Vernon Professional Firefighters’ Association I.A.F.F. LOCAL 1517 v Corporation of the City of Vernon is a well argued video surveillance case in which Arbitrator Dorsey held that a fire service properly employed video surveillance in response to a suspicion that documents had been taken from a filing cabinet in the (interim) Chief’s office. The surveillance captured two employees having “sexual relations,” an act for which they were terminated.
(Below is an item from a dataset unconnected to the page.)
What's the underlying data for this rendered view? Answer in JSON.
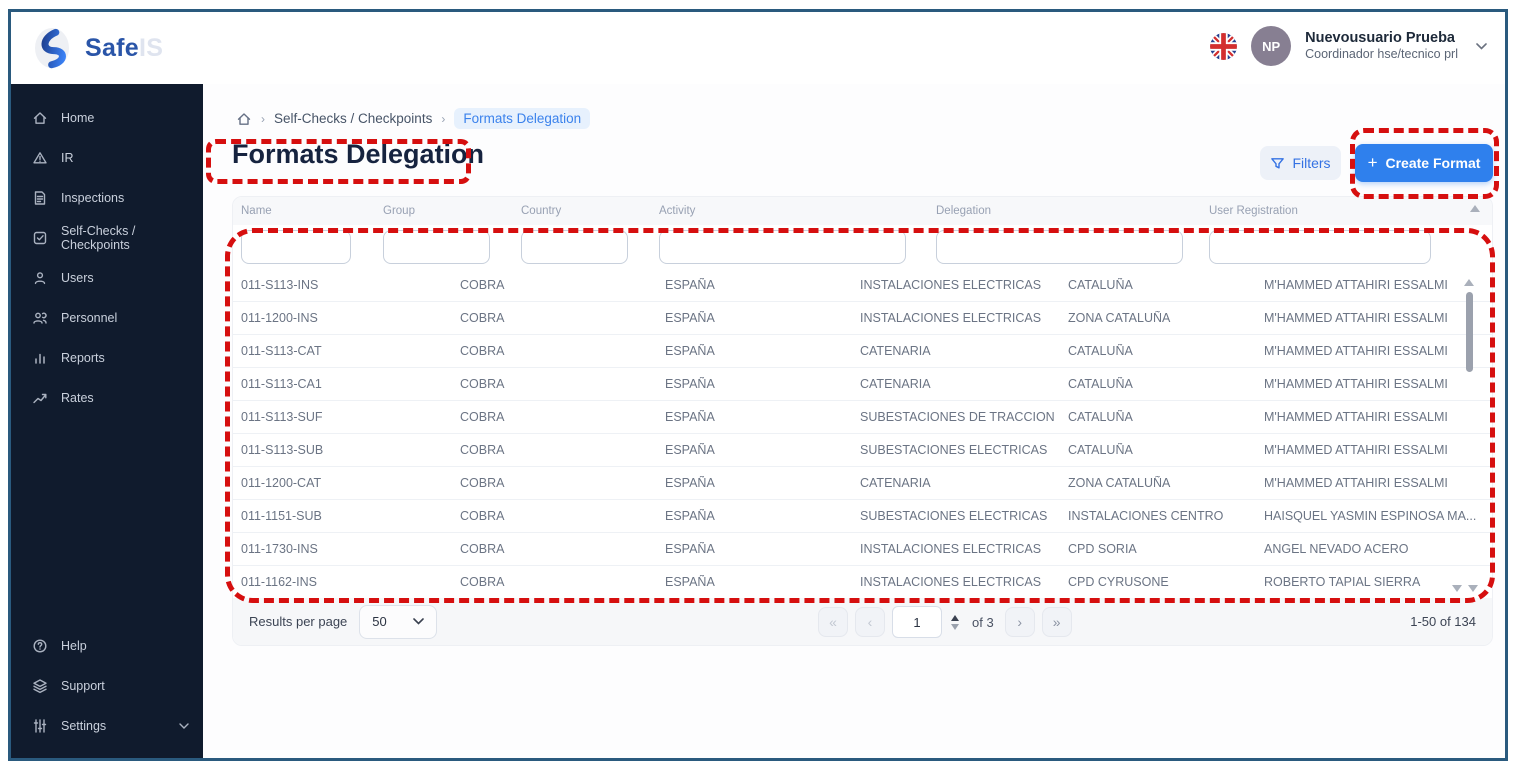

The Association’s theory was the decision to employ surveillance was a product of “paranoia and distrust” arising out of bad labour relations. The Employer argued the bad labour relations in its favour, ultimately convincing Mr. Dorsey that protecting its information was one concern, but determining who it believed had accessed the information without authorization was an equally legitimate objective in the context. It’s a decision that turns on its facts, though there are some other notable findings. Namely, Mr. Dorsey found that:
- the installation of surveillance in this context was an “indirect collection” of personal information under British Columbia’s public sector privacy legislation (para 79);
- the standard for employing surveillance under public sector privacy legislation and a collective agreement ought to be the same (para 239);
- having a meeting with staff about the the terminations was a legitimate means of addressing rumors and speculation about the terminations and did not invite a further breach of privacy as alleged (para 93).
Arbitrator Dorsey does suggest, problematically in my view, that surveillance evidence ought to be excluded if collected via “an unjustified employer invasion of employees’ privacy rights.” Like many arbitrators, Arbitrator Dorsey frames the power to exclude evidence as discretionary but links the exclusion analysis to one factor above all others – justification. If the exclusion analysis is to be undertaken reasonably, it must encompass “all relevant factors,” including the impact of any exclusion decision on the administration of (administrative) justice and ongoing labour relations.